Gary Newlove, a cancer survivor and father of three young kids, died when, at night, he confronted a group of drunken youths who, it is alleged, were damaging a mechanical digger parked outside his home. Most of the media described him as a have-a-go hero.
Those responsible for his killing must be arrested, charged, and if found guilty, punished. But I do have difficulty in calling Newlove a "hero". In the circumstances Newlove found himself , the police tell us not to become involved, but to telephone the police,who, after all, are those trained to deal with run of the mill criminal damage. It is wise advice. And advice that should be taken in all circumstances. At school we were taught that it's better to be a live coward than a dead hero.
It wasn't long before the Chief Constable rushed into the tv studios giving interviews. Press releases by the score fluttered down from his HQ .
We must increase the tax on booze; stop supermarkets from aggressive marketing of alcohol; increase the age at which it lawful to supply drink. Had the Chief Constable engaged his brain for a nano- second before sounding off, he would have realised that none of these suggestions would have the slightest effect of teen boozing.
And today here he suggests that if parents continue to ignore their kids boozing care proceedings are appropriate. Mr Fahy has not recently studied the statistics of kids in care or even spoken to has own officers dealing with youth crime. Had he done so he would know that non secure care homes are awash with booze and illegal drugs. The most vulnerable kids are subject to bullying and violence [pdf], and according to the NSPCC,

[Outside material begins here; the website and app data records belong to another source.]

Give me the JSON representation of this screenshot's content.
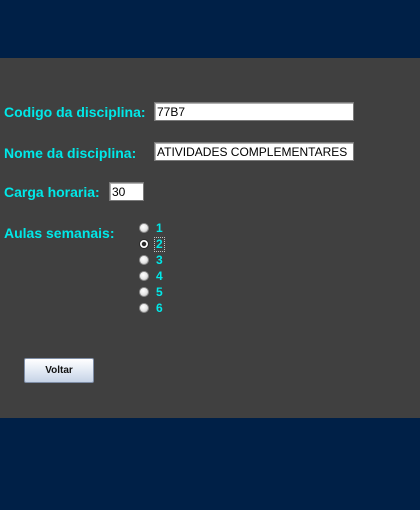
{
  "form": {
    "codigo": {
      "label": "Codigo da disciplina:",
      "value": "77B7"
    },
    "nome": {
      "label": "Nome da disciplina:",
      "value": "ATIVIDADES COMPLEMENTARES"
    },
    "carga": {
      "label": "Carga horaria:",
      "value": "30"
    },
    "aulas": {
      "label": "Aulas semanais:",
      "selected": "2",
      "options": [
        {
          "label": "1"
        },
        {
          "label": "2"
        },
        {
          "label": "3"
        },
        {
          "label": "4"
        },
        {
          "label": "5"
        },
        {
          "label": "6"
        }
      ]
    }
  },
  "actions": {
    "voltar_label": "Voltar"
  },
  "colors": {
    "background": "#002047",
    "panel": "#404040",
    "label": "#00e8e8"
  }
}
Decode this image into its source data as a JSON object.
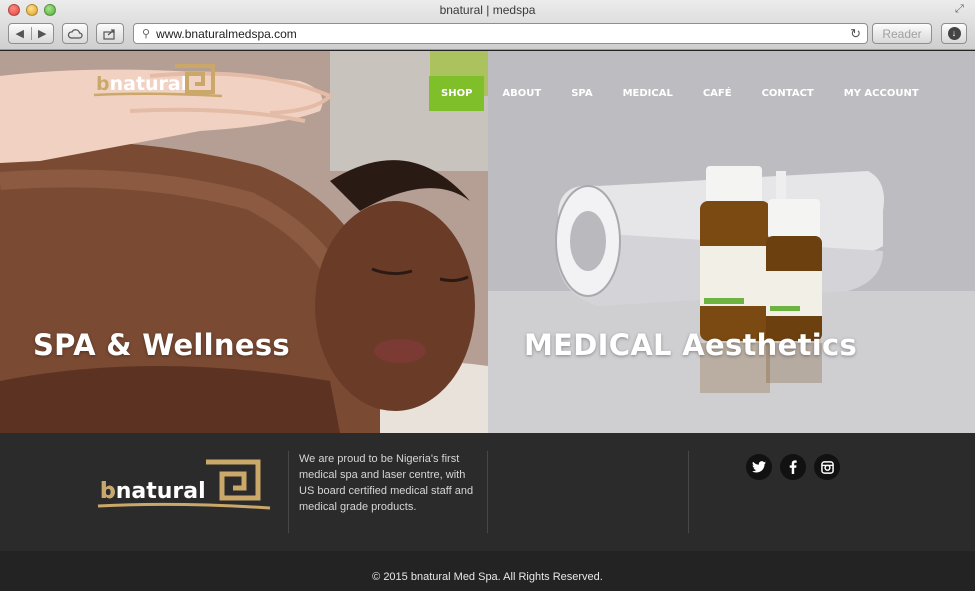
{
  "window": {
    "title": "bnatural | medspa",
    "url": "www.bnaturalmedspa.com",
    "reader_label": "Reader"
  },
  "site": {
    "logo_text": "bnatural",
    "nav": [
      {
        "label": "SHOP",
        "active": true
      },
      {
        "label": "ABOUT"
      },
      {
        "label": "SPA"
      },
      {
        "label": "MEDICAL"
      },
      {
        "label": "CAFÉ"
      },
      {
        "label": "CONTACT"
      },
      {
        "label": "MY ACCOUNT"
      }
    ],
    "accent_color": "#7fbf2a",
    "logo_color": "#c9a86a",
    "panels": {
      "spa": {
        "label": "SPA & Wellness"
      },
      "medical": {
        "label": "MEDICAL Aesthetics"
      }
    }
  },
  "footer": {
    "about": "We are proud to be Nigeria's first medical spa and laser centre, with US board certified medical staff and medical grade products.",
    "social": [
      "twitter-icon",
      "facebook-icon",
      "instagram-icon"
    ],
    "copyright": "© 2015 bnatural Med Spa. All Rights Reserved."
  }
}
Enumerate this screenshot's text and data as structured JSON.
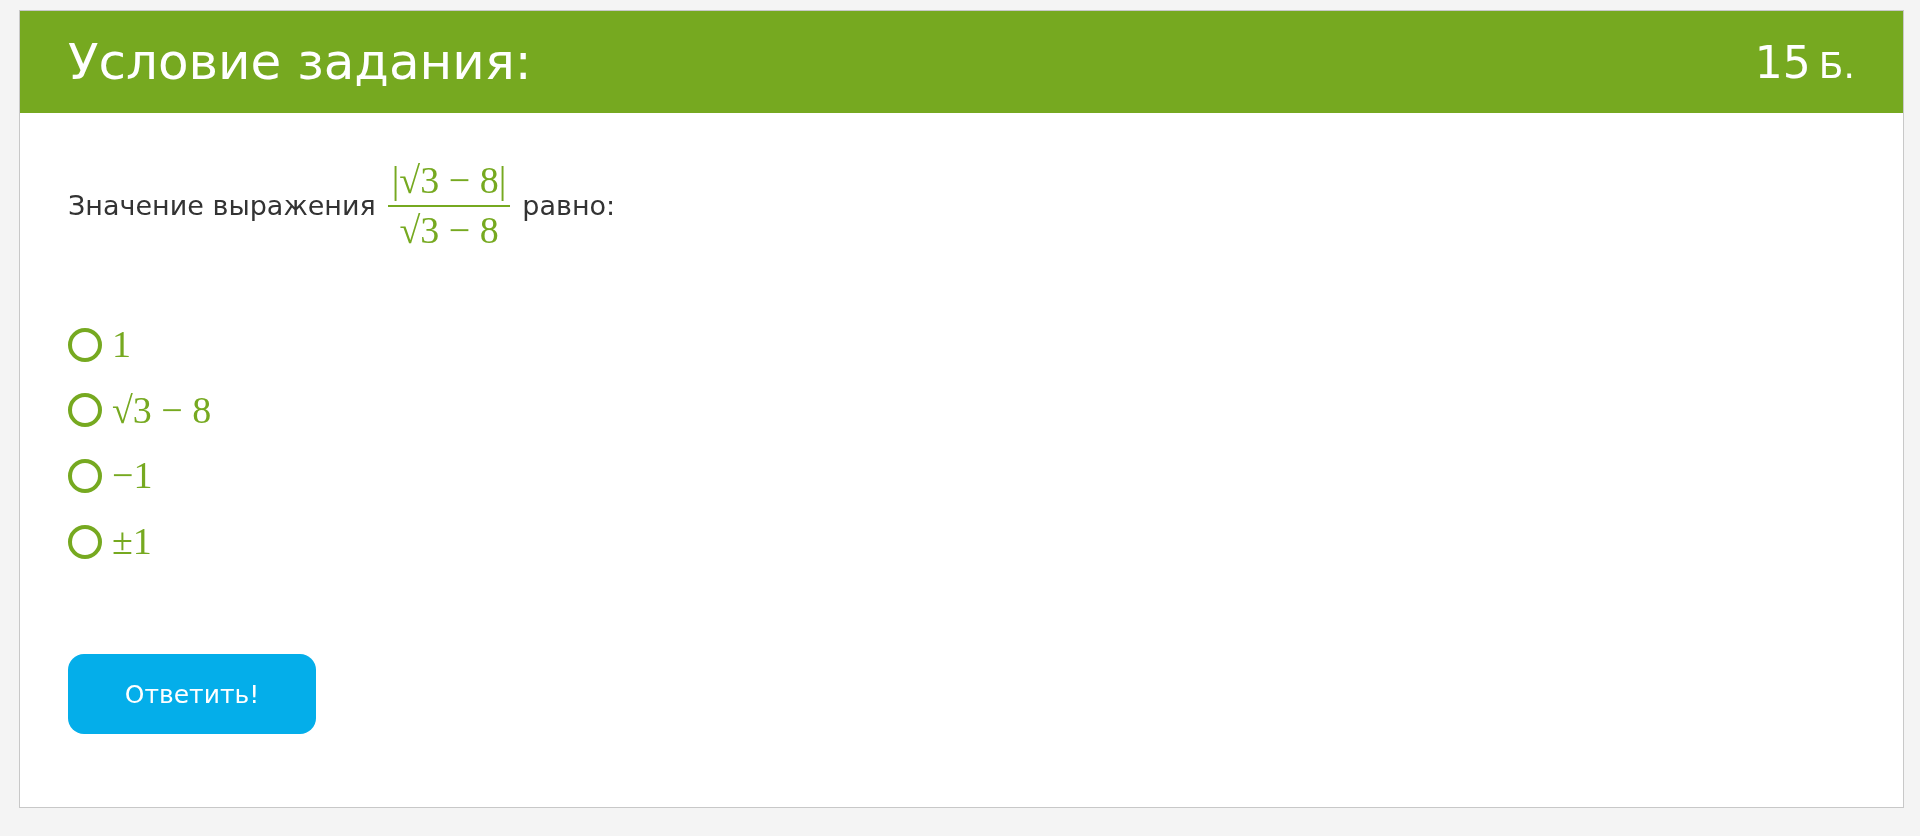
{
  "header": {
    "title": "Условие задания:",
    "score": "15",
    "unit": "Б."
  },
  "question": {
    "before": "Значение выражения",
    "fraction": {
      "numerator": "|√3 − 8|",
      "denominator": "√3 − 8"
    },
    "after": "равно:"
  },
  "options": [
    {
      "label": "1",
      "selected": false
    },
    {
      "label": "√3 − 8",
      "selected": false
    },
    {
      "label": "−1",
      "selected": false
    },
    {
      "label": "±1",
      "selected": false
    }
  ],
  "submit": {
    "label": "Ответить!"
  }
}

"Only 12 per cent of children in care gained the benchmark standard of five good GCSEs, which is again considerably lower than the 59 per cent figure for the whole age group. A Department for Education and Skills (DfES) spokesman said that while £1.9 billion had been spent last year on the educational needs of children in care, the current status quo was not acceptable."

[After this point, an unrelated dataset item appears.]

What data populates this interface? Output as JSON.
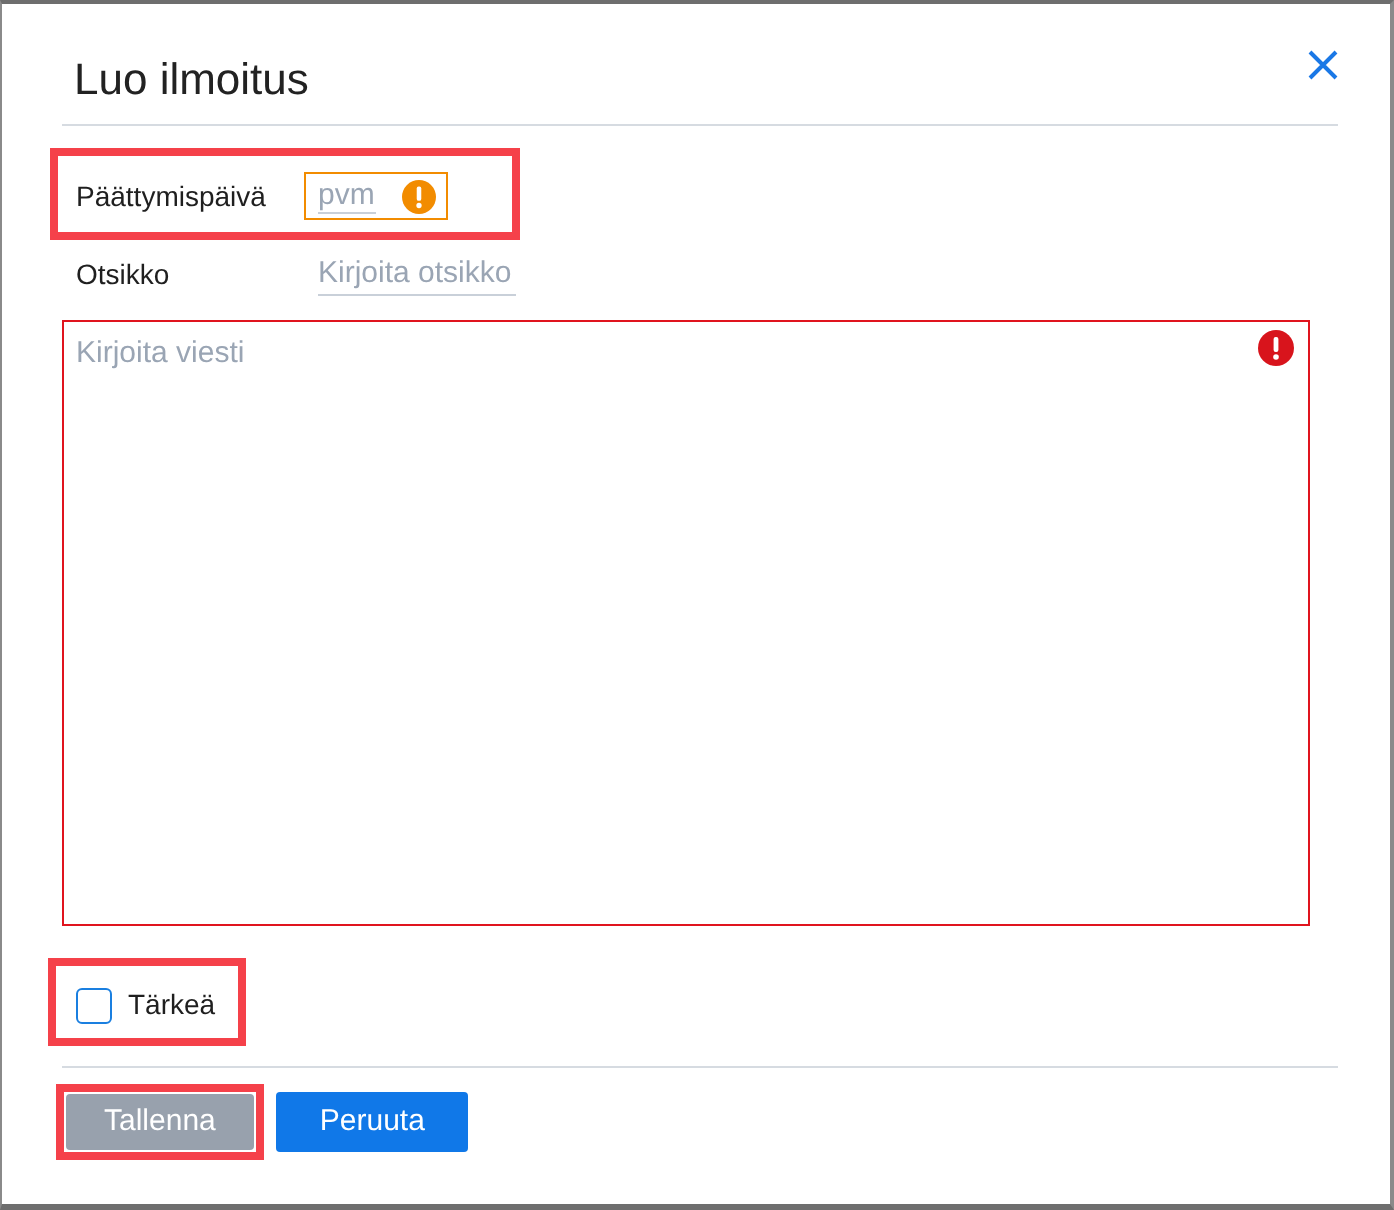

The UK does not appear to value kids. We lock more up more per head than any other EU country and, more shamefully, our age of criminal responsibly is much lower. A recent report from the Guardian contained this:
"Children growing up in the United Kingdom suffer greater deprivation, worse relationships with their parents and are exposed to more risks from alcohol, drugs and unsafe sex than those in any other wealthy country in the world, according to a study from the United Nations"
Now back to the Chief Constable.
Listening to him last week, it's hard to believe that over the past decade, the government has shovelled large amounts money in his direction. There more "bobbies on the beat" and Community Support Officers. Police Officer's salaries have risen well above the rate of inflation . New Labour has an almost insatiable appetite to legislate in the criminal justice field, giving the police largely what they ask for. Yet looking at the latest figures available on the Home Office website, his force like all the others in England and Wales clear up about 25% -yes that's a quarter- of all reported crime.
The clear up rate by Fahy's own constabulary between April 2006 and March this year is 26%. But that figure masks considerable variations-77% clear up in what is described as "other offences" (I detect a bit of police statistical spin here) and 13% in theft from vehicles. In fact the clear-up rates are down across the board and, bearing in mind the recorded crime rates are also falling, this must be particularly worrying for Fahy. Mind you, it's hardly surprising Cheshire Constabulary 's clear up rates are so low when their Chief Constable talks such drivel about keeping kids off booze.